The Navy is allowing the Boeing [BA] T-45 Goshawk trainer aircraft to fly again when they are outfitted with several new monitors for altitude and oxygen flow, Navy officials told reporters Friday.
In April the Navy grounded its T-45C fleet due to physiological episodes (PEs) related to the pilot breathing system. Initially announced in early April, the grounding continued for months because of a recent increase in PEs caused by an issue in the aircraft onboard oxygen generation system (OBOGS) (Defense Daily, April 10).
The planes were initially allowed to fly again later that month with altitude limits, severely impacting their training mission., while investigations have looked into the root causes of the problem (Defense Daily, April 17).
Later in April, Vice Chief of Naval Operations (VCNO) Adm. William Moran directed the commander of U.S. Pacific Fleet, Adm. Scott Swift, to lead a comprehensive review of the PE issues in both T-45s as well as similar issued that arose in F/A-18 fighters. One main recommendation in the resulting report was that a single organization should lead the efforts and be led by a flag or general officer (Defense Daily, June 16). The Navy appointed Capt. Sara Joyner, who was already nominated to rear admiral (lower half). She was the first woman to assume command of an operational fighter squadron in 2007 and the first woman carrier airwing commander in 2013 (Defense Daily, Aug. 11).
Most recently, the Navy confirmed on Sunday that a T-45 based at Naval Air Station (NAS) Meridian, Miss. crashed in eastern Tennessee. Two pilots, an instructor and student, were killed in the incident. The Navy said it will conduct an investigation into the cause of the mishap.
Joyner told reporters during a roundtable that the team expects to conclude its overall process in the August 2018 timeframe.
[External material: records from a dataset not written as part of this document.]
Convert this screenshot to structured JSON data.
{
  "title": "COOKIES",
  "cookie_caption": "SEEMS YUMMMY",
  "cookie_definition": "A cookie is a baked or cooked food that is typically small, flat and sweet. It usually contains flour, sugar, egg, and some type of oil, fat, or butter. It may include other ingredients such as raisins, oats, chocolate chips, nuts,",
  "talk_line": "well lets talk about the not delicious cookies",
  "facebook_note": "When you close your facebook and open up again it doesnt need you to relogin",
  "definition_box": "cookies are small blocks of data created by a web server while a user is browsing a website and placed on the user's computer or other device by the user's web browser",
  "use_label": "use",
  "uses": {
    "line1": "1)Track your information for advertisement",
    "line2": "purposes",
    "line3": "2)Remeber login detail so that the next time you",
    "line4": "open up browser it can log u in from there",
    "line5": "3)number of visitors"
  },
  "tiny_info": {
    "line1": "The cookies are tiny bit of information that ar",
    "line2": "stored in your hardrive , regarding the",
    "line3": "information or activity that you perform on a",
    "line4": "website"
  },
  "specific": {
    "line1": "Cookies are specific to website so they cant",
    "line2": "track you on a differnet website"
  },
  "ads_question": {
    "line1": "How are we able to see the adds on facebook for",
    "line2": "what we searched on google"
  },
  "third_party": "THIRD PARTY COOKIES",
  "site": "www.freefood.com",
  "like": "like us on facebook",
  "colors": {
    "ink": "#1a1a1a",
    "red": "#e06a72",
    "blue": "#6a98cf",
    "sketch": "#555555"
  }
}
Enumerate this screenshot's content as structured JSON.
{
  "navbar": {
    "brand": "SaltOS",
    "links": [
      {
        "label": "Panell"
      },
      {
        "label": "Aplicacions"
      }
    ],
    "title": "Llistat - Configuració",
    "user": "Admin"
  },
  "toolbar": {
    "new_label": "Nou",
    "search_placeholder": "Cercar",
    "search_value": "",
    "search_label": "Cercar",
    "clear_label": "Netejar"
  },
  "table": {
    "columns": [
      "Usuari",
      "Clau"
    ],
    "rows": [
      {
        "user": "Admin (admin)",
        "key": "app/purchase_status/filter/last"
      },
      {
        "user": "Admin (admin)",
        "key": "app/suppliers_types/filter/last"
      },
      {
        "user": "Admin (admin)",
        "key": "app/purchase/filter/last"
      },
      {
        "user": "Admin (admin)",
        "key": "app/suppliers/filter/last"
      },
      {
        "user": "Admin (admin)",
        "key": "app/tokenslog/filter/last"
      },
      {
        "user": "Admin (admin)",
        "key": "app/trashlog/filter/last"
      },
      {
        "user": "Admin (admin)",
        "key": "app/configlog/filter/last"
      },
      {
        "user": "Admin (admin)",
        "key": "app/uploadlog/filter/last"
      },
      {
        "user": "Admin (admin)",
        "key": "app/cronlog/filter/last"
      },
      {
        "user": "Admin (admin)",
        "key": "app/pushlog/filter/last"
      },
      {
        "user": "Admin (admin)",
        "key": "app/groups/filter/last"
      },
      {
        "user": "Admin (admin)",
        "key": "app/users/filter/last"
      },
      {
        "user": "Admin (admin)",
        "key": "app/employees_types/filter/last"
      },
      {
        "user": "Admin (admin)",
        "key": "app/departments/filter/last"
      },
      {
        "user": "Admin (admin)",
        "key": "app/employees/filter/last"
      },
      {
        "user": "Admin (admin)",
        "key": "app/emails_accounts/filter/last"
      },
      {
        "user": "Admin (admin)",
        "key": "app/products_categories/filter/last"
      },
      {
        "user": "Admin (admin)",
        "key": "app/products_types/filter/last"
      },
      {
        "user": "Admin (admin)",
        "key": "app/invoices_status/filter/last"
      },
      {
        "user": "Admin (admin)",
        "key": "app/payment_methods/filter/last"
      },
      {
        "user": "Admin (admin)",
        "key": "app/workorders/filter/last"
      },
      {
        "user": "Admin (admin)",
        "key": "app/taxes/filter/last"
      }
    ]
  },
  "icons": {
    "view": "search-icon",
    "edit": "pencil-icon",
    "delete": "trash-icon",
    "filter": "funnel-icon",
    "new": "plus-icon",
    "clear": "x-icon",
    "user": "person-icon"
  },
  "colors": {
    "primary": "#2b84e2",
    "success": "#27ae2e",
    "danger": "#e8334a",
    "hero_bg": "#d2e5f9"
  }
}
She said U.S. Naval Air Systems Command (NAVAIR) is looking at what instruments to put into the airframes to precisely measure oxygen, pressure, and look for contamination. “We’re happy to say at this point that we haven’t found any of a significant level of any concern,” she said.
She acknowledged there have been four PEs since modifications were put in place, but highlighted in each case there were two people in the cockpit and only one was affected. The Navy looked at the pressure and oxygen being delivered for the humans operating the aircraft but found them “well-supported” by the aircraft based on new measurement equipment. She added one of the four events is debatable and “most” were based on human and not machine issues.
One of the new monitoring systems being installed in T-45s are the CRU-123 oxygen monitor system. This modifies the older CRU-99 system which monitors oxygen content in air to also monitor flow and provide a post-flight download of what the system saw during a flight.
“So NAVAIR was able to come up with a monitoring system and we were able to adjust fleet procedures or training procedures so they were able to stay in the regimes of flight that were most supportive,” Joyner said.
The Navy was also able to groom the aircraft “to make sure they were keeping that work of breathing to a supportable level for the human being.”
However, the Navy has not finished testing to see if the CRU-123 is the best device to install on F/A-18s. Capt. David Kindley, F/A-18 and EA-18G Program Office Program Manager, said the team is trying to define exactly what they need to monitor in the F/A-18 to watch out for PEs, which may be different from the T-45s.
After the team concludes what should be monitored, they will use the the Cockpit Pressure Oxygen Monitoring System process to define what kind of monitor should be used in the F/A-18. Kindley said if the CRU-123 is found to be a good choice, they can install it almost right away. If something else is needed, like a device that allows for a nautomatic backup oxygen system, they have space in the aircraft for that as well.
Other devices being used to monitor to T-45s include a digital upgrade to the altimeter in the cockpit, altitude watches for the aircrew to monitor the altitude readings the cockpit, and Slamsticks.
The Slamstick is a martchbox-sized device that can be downloaded after a flight. It can compare aircraft altitude, cockpit altitude, and compare those against what the levels should have been in the flight.
Joyner said this allows them to look at post-flight anomalous readings to pay attention to.
Kindley said as manager of the F/A-18 program he can see what the baseline norms for the aircraft are, then over time see if any particular plane/personnel are sliding away from normal. That way he can address any issued before they become dangerous.
Joyner added this data collection is also helping the Navy design improvements into future aircraft models that may limit physiological episodes.